Can you use your UK Blue Badge if you’re living in Spain?

The UK government website states: “If you have a UK Blue Badge and live in Spain, you must return it to the original UK issuing authority. You can apply for a new Spanish disabled parking card. The process is different in each region of Spain. Contact your local town hall or social services department for further information”.

So those who live in Spain should apply for the equivalent of the UK’s blue badge here. This is called the Tarjeta acreditativa de discapacidad or Tarjeta de grado de discapacidad, depending on where you live.

Examples of different disabled parking cards issued by Spain’s regions. Image: Fundación Once

The not-for-profit project Support in Spain warns that it can be a lengthy process to apply for the Spanish equivalent and that many have been waiting months or even years for their cards to be issued. This has left many foreign disabled residents in Spain in a difficult situation.

Another member of the N332 Facebook group wrote: “Why does it take so long to get a blue badge in Spain? My husband has advanced Parkinson’s and dementia. We have been waiting almost a year and our town hall tells me this is normal”. 

How to apply for Spain’s disabled parking card?
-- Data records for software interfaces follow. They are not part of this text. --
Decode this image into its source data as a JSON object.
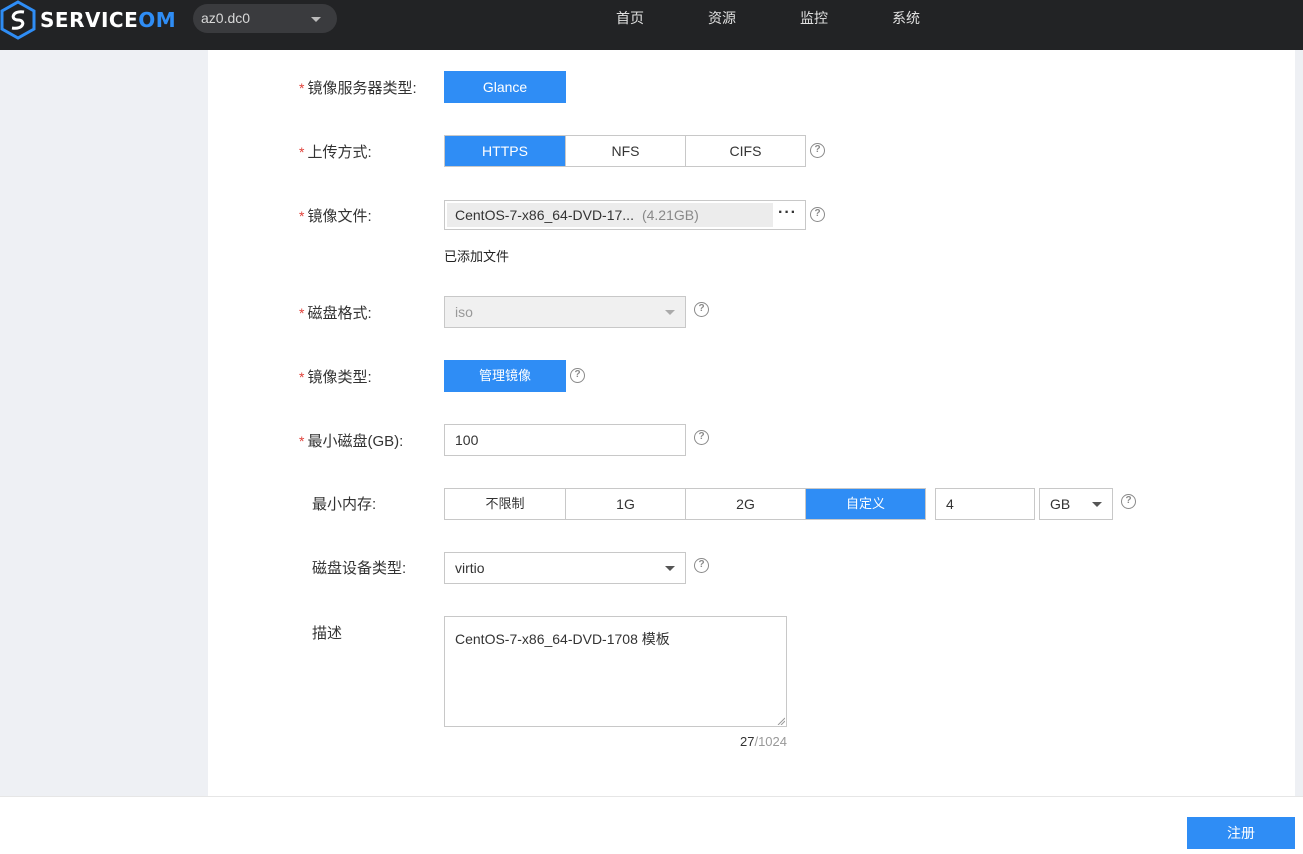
{
  "header": {
    "logo": {
      "prefix": "SERVICE",
      "suffix": "OM"
    },
    "region": "az0.dc0",
    "nav": [
      "首页",
      "资源",
      "监控",
      "系统"
    ]
  },
  "form": {
    "server_type": {
      "label": "镜像服务器类型:",
      "value": "Glance"
    },
    "upload": {
      "label": "上传方式:",
      "options": [
        "HTTPS",
        "NFS",
        "CIFS"
      ],
      "selected": "HTTPS"
    },
    "file": {
      "label": "镜像文件:",
      "name": "CentOS-7-x86_64-DVD-17...",
      "size": "(4.21GB)",
      "more": "···",
      "status": "已添加文件"
    },
    "disk_format": {
      "label": "磁盘格式:",
      "value": "iso"
    },
    "image_type": {
      "label": "镜像类型:",
      "value": "管理镜像"
    },
    "min_disk": {
      "label": "最小磁盘(GB):",
      "value": "100"
    },
    "min_mem": {
      "label": "最小内存:",
      "options": [
        "不限制",
        "1G",
        "2G",
        "自定义"
      ],
      "selected": "自定义",
      "custom_value": "4",
      "unit": "GB"
    },
    "disk_device": {
      "label": "磁盘设备类型:",
      "value": "virtio"
    },
    "description": {
      "label": "描述",
      "value": "CentOS-7-x86_64-DVD-1708 模板",
      "count": "27",
      "max": "/1024"
    }
  },
  "footer": {
    "register": "注册"
  },
  "colors": {
    "accent": "#2f8df5",
    "topbar": "#222325",
    "required": "#e0413a"
  }
}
Firstly, in order to apply, you will need to make an appointment with your doctor in Spain to certify that you have a degree of disability that warrants a disabled parking card. Typically, applicants must prove that they have a disability of at least 33 percent in order to be eligible for the Spanish disabled parking card.
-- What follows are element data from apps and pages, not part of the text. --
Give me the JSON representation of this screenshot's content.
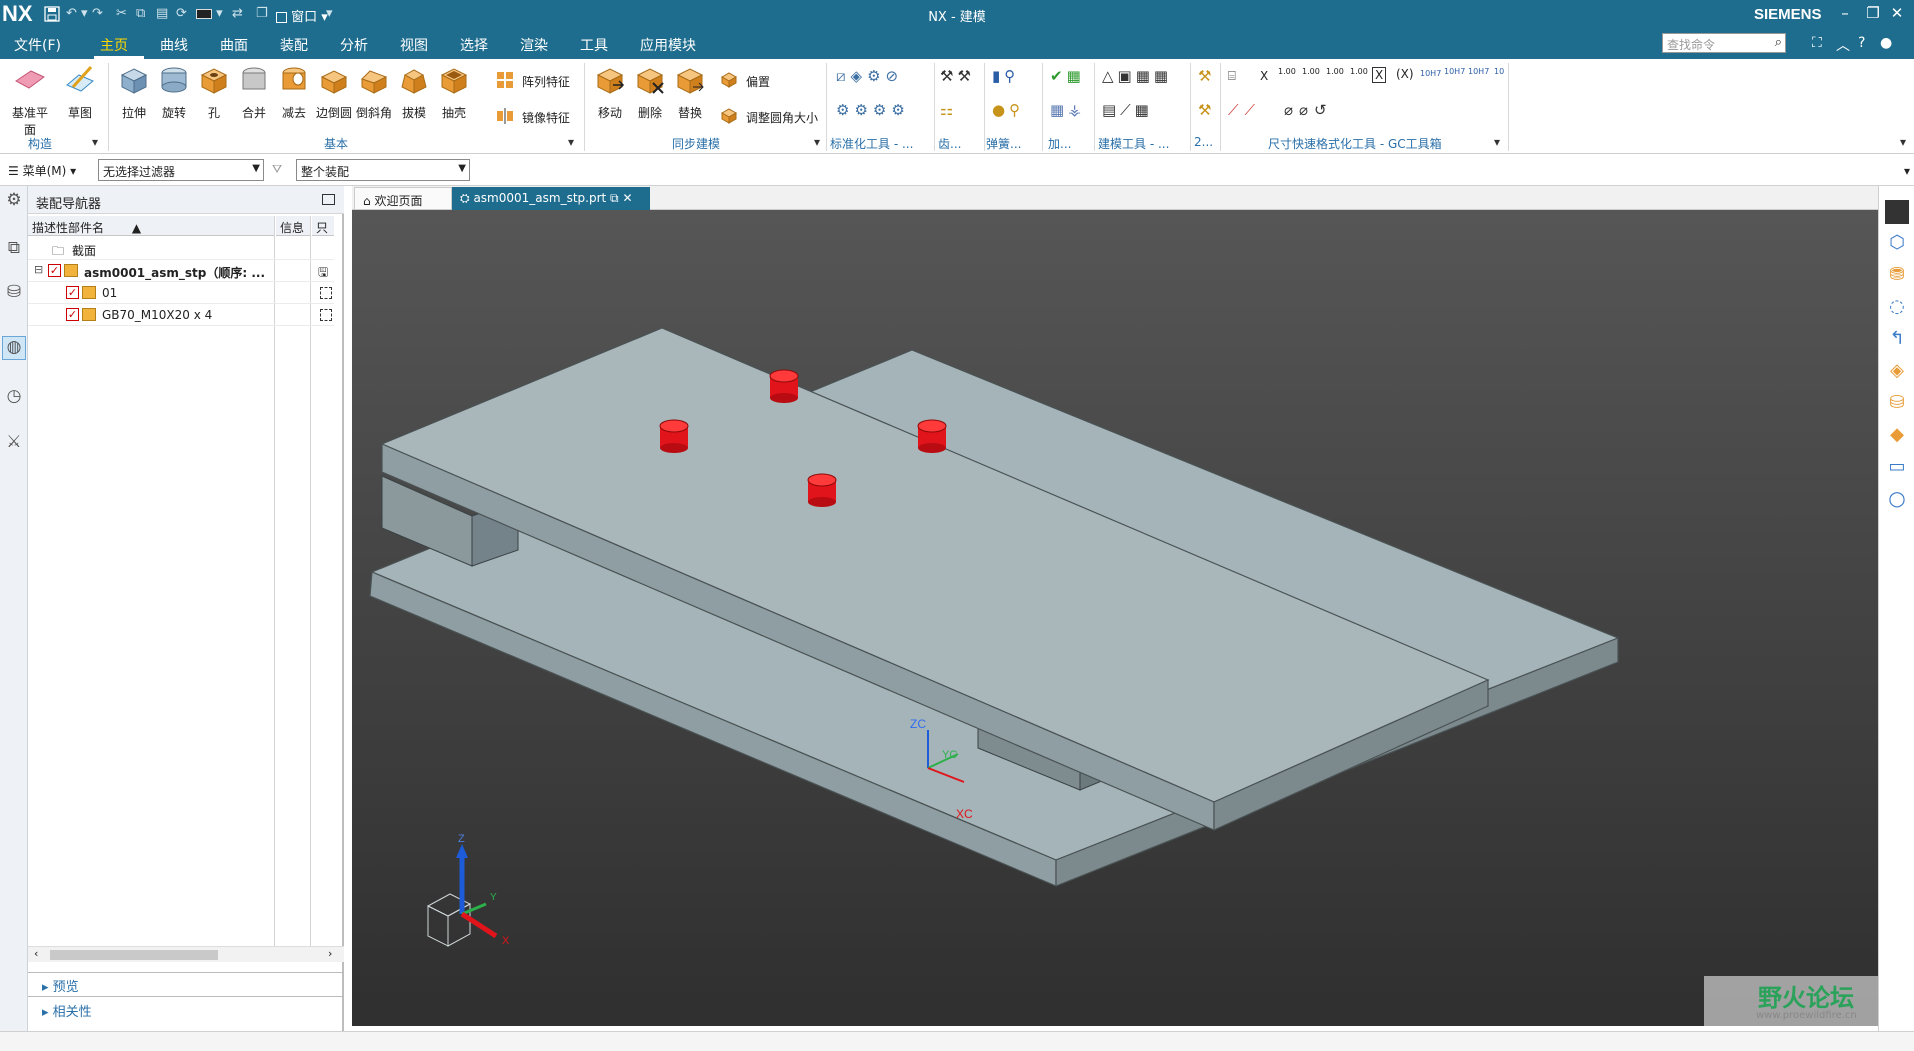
{
  "app": {
    "logo": "NX",
    "window_menu": "窗口",
    "title": "NX - 建模",
    "vendor": "SIEMENS"
  },
  "menubar": {
    "file": "文件(F)",
    "tabs": [
      "主页",
      "曲线",
      "曲面",
      "装配",
      "分析",
      "视图",
      "选择",
      "渲染",
      "工具",
      "应用模块"
    ],
    "active_tab": "主页",
    "search_placeholder": "查找命令"
  },
  "ribbon": {
    "construct": {
      "datum_plane": "基准平面",
      "sketch": "草图",
      "group_label": "构造"
    },
    "basic": {
      "tools": [
        "拉伸",
        "旋转",
        "孔",
        "合并",
        "减去",
        "边倒圆",
        "倒斜角",
        "拔模",
        "抽壳"
      ],
      "pattern": "阵列特征",
      "mirror": "镜像特征",
      "group_label": "基本"
    },
    "sync": {
      "tools": [
        "移动",
        "删除",
        "替换"
      ],
      "offset": "偏置",
      "resize_blend": "调整圆角大小",
      "group_label": "同步建模"
    },
    "more_groups": [
      "标准化工具 - ...",
      "齿...",
      "弹簧...",
      "加...",
      "建模工具 - ...",
      "2...",
      "尺寸快速格式化工具 - GC工具箱"
    ],
    "dim_labels": [
      "X",
      "1.00",
      "1.00",
      "1.00",
      "1.00",
      "(X)",
      "10H7",
      "10H7",
      "10H7",
      "10"
    ]
  },
  "filterbar": {
    "menu": "菜单(M)",
    "filter": "无选择过滤器",
    "scope": "整个装配"
  },
  "navigator": {
    "title": "装配导航器",
    "columns": {
      "name": "描述性部件名",
      "info": "信息",
      "readonly": "只"
    },
    "rows": [
      {
        "label": "截面",
        "level": 1
      },
      {
        "label": "asm0001_asm_stp（顺序: ...",
        "level": 1
      },
      {
        "label": "01",
        "level": 2
      },
      {
        "label": "GB70_M10X20 x 4",
        "level": 2
      }
    ],
    "sections": [
      "预览",
      "相关性"
    ]
  },
  "tabs": [
    {
      "label": "欢迎页面"
    },
    {
      "label": "asm0001_asm_stp.prt"
    }
  ],
  "viewport": {
    "wcs": {
      "z": "ZC",
      "y": "YC",
      "x": "XC"
    },
    "triad": {
      "z": "Z",
      "y": "Y",
      "x": "X"
    }
  },
  "watermark": {
    "title": "野火论坛",
    "url": "www.proewildfire.cn"
  },
  "colors": {
    "title_bg": "#1f6d8e",
    "model_face": "#a9b7bb",
    "bolt": "#e0141a",
    "canvas_top": "#565656",
    "canvas_bottom": "#2f2f2f"
  }
}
Your doctor may also need to refer you to a specialist. Getting this disability certificate, or reconocimiento de discapacidad as it’s called in Spanish, is the reason the process takes so long. This certificate is the same document you’ll need in order to apply for disability benefits in Spain too.

As mentioned above, the process of applying is slightly different, depending on what region of Spain you live in. Typically, you will have to go to your local Equality and Social Policies Department (Departamento de Igualdad y Políticas Sociales) or at your local town hall (ayuntamiento) and fill out the necessary paperwork.

This will then need to be submitted along with your disability certificate and any notes from your doctors, before your application can be processed. 

Those who are worried about how long the process will take should contact their local town hall to find out the average time frame in their area.